Our neighbors, Chris and Shelly, are about the nicest neighbors anyone could ask for, always ready to lend a hand. Or a vegetable -- Shelly sent over two giant zucchini and an equally large summer squash on Sunday, grown in their backyard garden.
The squash & 'zuke were perfect for the Vegetable Tian recipe I'd been eyeing. It was very simple to pull together, makes a very pretty presentation, and very tasty.
From what I can tell, the big difference between a Vegetable Tian and Ratatouille is the way the veggies are prepared. Tian vegetables are thinly sliced; ratatouille vegetables are chunky.

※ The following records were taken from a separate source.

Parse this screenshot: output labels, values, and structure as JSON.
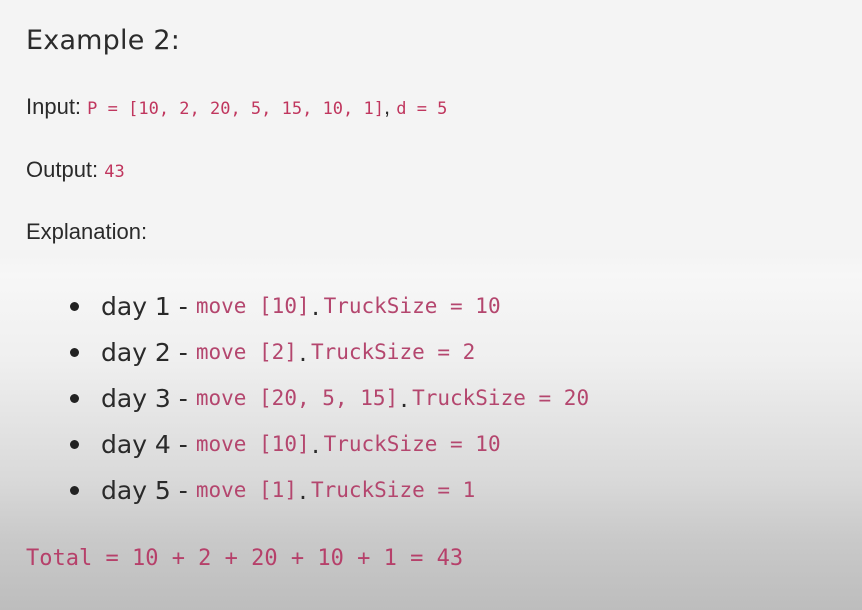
{
  "title": "Example 2:",
  "input": {
    "label": "Input:",
    "p_code": "P = [10, 2, 20, 5, 15, 10, 1]",
    "separator": ",",
    "d_code": "d = 5"
  },
  "output": {
    "label": "Output:",
    "value": "43"
  },
  "explanation": {
    "label": "Explanation:"
  },
  "steps": [
    {
      "day": "day 1",
      "dash": "-",
      "move": "move [10]",
      "dot": ".",
      "truck": "TruckSize = 10"
    },
    {
      "day": "day 2",
      "dash": "-",
      "move": "move [2]",
      "dot": ".",
      "truck": "TruckSize = 2"
    },
    {
      "day": "day 3",
      "dash": "-",
      "move": "move [20, 5, 15]",
      "dot": ".",
      "truck": "TruckSize = 20"
    },
    {
      "day": "day 4",
      "dash": "-",
      "move": "move [10]",
      "dot": ".",
      "truck": "TruckSize = 10"
    },
    {
      "day": "day 5",
      "dash": "-",
      "move": "move [1]",
      "dot": ".",
      "truck": "TruckSize = 1"
    }
  ],
  "total": "Total = 10 + 2 + 20 + 10 + 1 = 43",
  "colors": {
    "code": "#c0365e",
    "text": "#2a2a2a"
  }
}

Tian is baked; ratatouille is simmered. (Technically, the ratatouille featured in Ratatouille isn't ratatouille but confit byaldi . . . say THAT 3-times fast.)

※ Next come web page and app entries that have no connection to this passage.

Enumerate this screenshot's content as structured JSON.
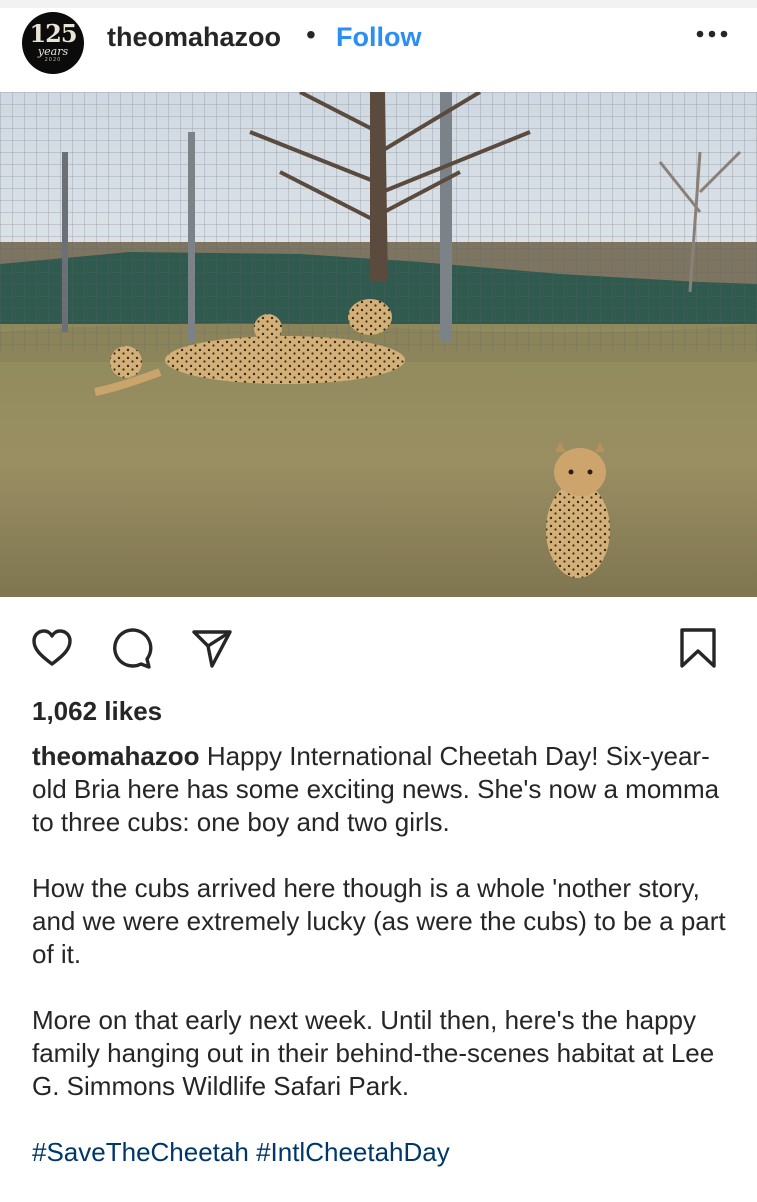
{
  "post": {
    "username": "theomahazoo",
    "separator": "•",
    "follow_label": "Follow",
    "avatar": {
      "number": "125",
      "script": "years",
      "year": "2020"
    },
    "likes": "1,062 likes",
    "caption": {
      "p1": "Happy International Cheetah Day! Six-year-old Bria here has some exciting news. She's now a momma to three cubs: one boy and two girls.",
      "p2": "How the cubs arrived here though is a whole 'nother story, and we were extremely lucky (as were the cubs) to be a part of it.",
      "p3": "More on that early next week. Until then, here's the happy family hanging out in their behind-the-scenes habitat at Lee G. Simmons Wildlife Safari Park."
    },
    "hashtags": [
      "#SaveTheCheetah",
      "#IntlCheetahDay"
    ]
  },
  "icons": {
    "more": "more-options-icon",
    "like": "heart-icon",
    "comment": "comment-bubble-icon",
    "share": "paper-plane-icon",
    "save": "bookmark-icon"
  },
  "colors": {
    "text": "#262626",
    "follow": "#2a8ef5",
    "hashtag": "#00376b"
  }
}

from Martha Stewart Living, September 2007 (adapted)
2 Tbsp. olive oil, divided
1 leek, white and pale green parts only, quarted lengthwise, rinese well, and cut into 1/4-inch slices (about 1 1/4 cups)
1 garlic clove, minced

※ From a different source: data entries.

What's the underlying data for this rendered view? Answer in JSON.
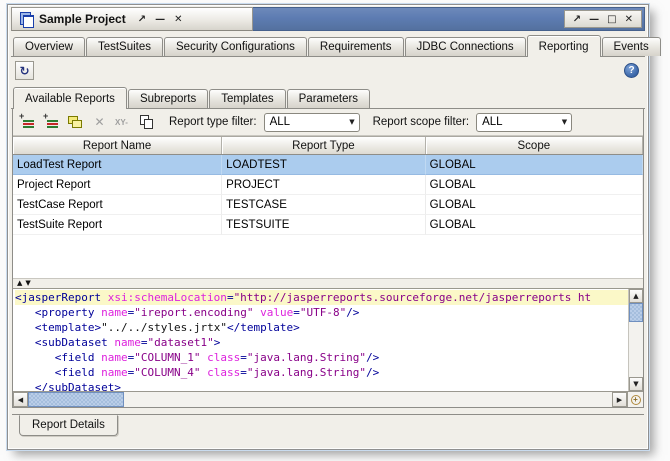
{
  "window": {
    "title": "Sample Project",
    "inner_controls": [
      {
        "name": "float",
        "glyph": "↗"
      },
      {
        "name": "minimize",
        "glyph": "—"
      },
      {
        "name": "close",
        "glyph": "✕"
      }
    ],
    "outer_controls": [
      {
        "name": "float",
        "glyph": "↗"
      },
      {
        "name": "minimize",
        "glyph": "—"
      },
      {
        "name": "maximize",
        "glyph": "□"
      },
      {
        "name": "close",
        "glyph": "✕"
      }
    ]
  },
  "main_tabs": {
    "items": [
      "Overview",
      "TestSuites",
      "Security Configurations",
      "Requirements",
      "JDBC Connections",
      "Reporting",
      "Events"
    ],
    "active": 5
  },
  "header_toolbar": {
    "refresh_glyph": "↻",
    "help_glyph": "?"
  },
  "sub_tabs": {
    "items": [
      "Available Reports",
      "Subreports",
      "Templates",
      "Parameters"
    ],
    "active": 0
  },
  "report_toolbar": {
    "icons": [
      {
        "name": "add-report-icon",
        "type": "addlines"
      },
      {
        "name": "add-subreport-icon",
        "type": "addlines"
      },
      {
        "name": "clone-report-icon",
        "type": "folders"
      },
      {
        "name": "delete-report-icon",
        "type": "xmark",
        "glyph": "✕"
      },
      {
        "name": "rename-report-icon",
        "type": "xytext",
        "glyph": "XY-"
      },
      {
        "name": "copy-report-icon",
        "type": "squares"
      }
    ],
    "type_filter_label": "Report type filter:",
    "type_filter_value": "ALL",
    "scope_filter_label": "Report scope filter:",
    "scope_filter_value": "ALL",
    "combo_arrow": "▼"
  },
  "table": {
    "columns": [
      "Report Name",
      "Report Type",
      "Scope"
    ],
    "rows": [
      {
        "name": "LoadTest Report",
        "type": "LOADTEST",
        "scope": "GLOBAL",
        "selected": true
      },
      {
        "name": "Project Report",
        "type": "PROJECT",
        "scope": "GLOBAL",
        "selected": false
      },
      {
        "name": "TestCase Report",
        "type": "TESTCASE",
        "scope": "GLOBAL",
        "selected": false
      },
      {
        "name": "TestSuite Report",
        "type": "TESTSUITE",
        "scope": "GLOBAL",
        "selected": false
      }
    ]
  },
  "splitter": {
    "up_glyph": "▲",
    "down_glyph": "▼"
  },
  "editor": {
    "lines": [
      {
        "hl": true,
        "tokens": [
          [
            "t",
            "<jasperReport "
          ],
          [
            "a",
            "xsi:schemaLocation"
          ],
          [
            "t",
            "="
          ],
          [
            "s",
            "\"http://jasperreports.sourceforge.net/jasperreports ht"
          ]
        ]
      },
      {
        "hl": false,
        "tokens": [
          [
            "p",
            "   "
          ],
          [
            "t",
            "<property "
          ],
          [
            "a",
            "name"
          ],
          [
            "t",
            "="
          ],
          [
            "s",
            "\"ireport.encoding\""
          ],
          [
            "p",
            " "
          ],
          [
            "a",
            "value"
          ],
          [
            "t",
            "="
          ],
          [
            "s",
            "\"UTF-8\""
          ],
          [
            "t",
            "/>"
          ]
        ]
      },
      {
        "hl": false,
        "tokens": [
          [
            "p",
            "   "
          ],
          [
            "t",
            "<template>"
          ],
          [
            "p",
            "\"../../styles.jrtx\""
          ],
          [
            "t",
            "</template>"
          ]
        ]
      },
      {
        "hl": false,
        "tokens": [
          [
            "p",
            "   "
          ],
          [
            "t",
            "<subDataset "
          ],
          [
            "a",
            "name"
          ],
          [
            "t",
            "="
          ],
          [
            "s",
            "\"dataset1\""
          ],
          [
            "t",
            ">"
          ]
        ]
      },
      {
        "hl": false,
        "tokens": [
          [
            "p",
            "      "
          ],
          [
            "t",
            "<field "
          ],
          [
            "a",
            "name"
          ],
          [
            "t",
            "="
          ],
          [
            "s",
            "\"COLUMN_1\""
          ],
          [
            "p",
            " "
          ],
          [
            "a",
            "class"
          ],
          [
            "t",
            "="
          ],
          [
            "s",
            "\"java.lang.String\""
          ],
          [
            "t",
            "/>"
          ]
        ]
      },
      {
        "hl": false,
        "tokens": [
          [
            "p",
            "      "
          ],
          [
            "t",
            "<field "
          ],
          [
            "a",
            "name"
          ],
          [
            "t",
            "="
          ],
          [
            "s",
            "\"COLUMN_4\""
          ],
          [
            "p",
            " "
          ],
          [
            "a",
            "class"
          ],
          [
            "t",
            "="
          ],
          [
            "s",
            "\"java.lang.String\""
          ],
          [
            "t",
            "/>"
          ]
        ]
      },
      {
        "hl": false,
        "tokens": [
          [
            "p",
            "   "
          ],
          [
            "t",
            "</subDataset>"
          ]
        ]
      }
    ]
  },
  "scrollbars": {
    "up": "▲",
    "down": "▼",
    "left": "◀",
    "right": "▶",
    "magnifier_glyph": "+"
  },
  "bottom_tabs": {
    "items": [
      "Report Details"
    ],
    "active": 0
  },
  "colors": {
    "titlebar_blue": "#5d7cb2",
    "selection_blue": "#abccee",
    "line_highlight": "#fbf8c8",
    "xml_tag": "#000099",
    "xml_attr": "#dd22dd",
    "xml_string": "#880088"
  }
}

Salt and pepper, to taste
1 zucchini, unpeeled, very thinly sliced (about 1 cup)
1 summer squash, unpeeled, very thinly sliced (about 1 cup)
2 plum tomatoes, very thinly sliced (about 3 cups)
1 small eggplant, unpeeled, very thinly sliced (about 1 cup)
1/4 dry wine (red or white)
1 Tbsp. chopped fresh oregano
2 Tbsp. extra virgin olive oil, divided
grated Parmesan for serving
Preheat oven to 350-degrees F. Lightly grease a 9-inch gratin or round baking dish. Heat 2 Tbsp. oil over medium heat. Add leek and garlic, season with salt and pepper and cook until soft, about 5 minutes. Spread into baking dish.
Arrange vegetables on leek and garlic in slightly overlapping circles, alternating zucchini, squash, tomatoes, and eggplant. Top with wine, 1 Tbsp. Extra virgin olive oil, oregano, salt and pepper. Bake 30 minutes. Drizzle with remaining 1 Tbsp. Extra virgin olive and bake until vegetables are tender, 30 minutes more. Serve with Parmesan.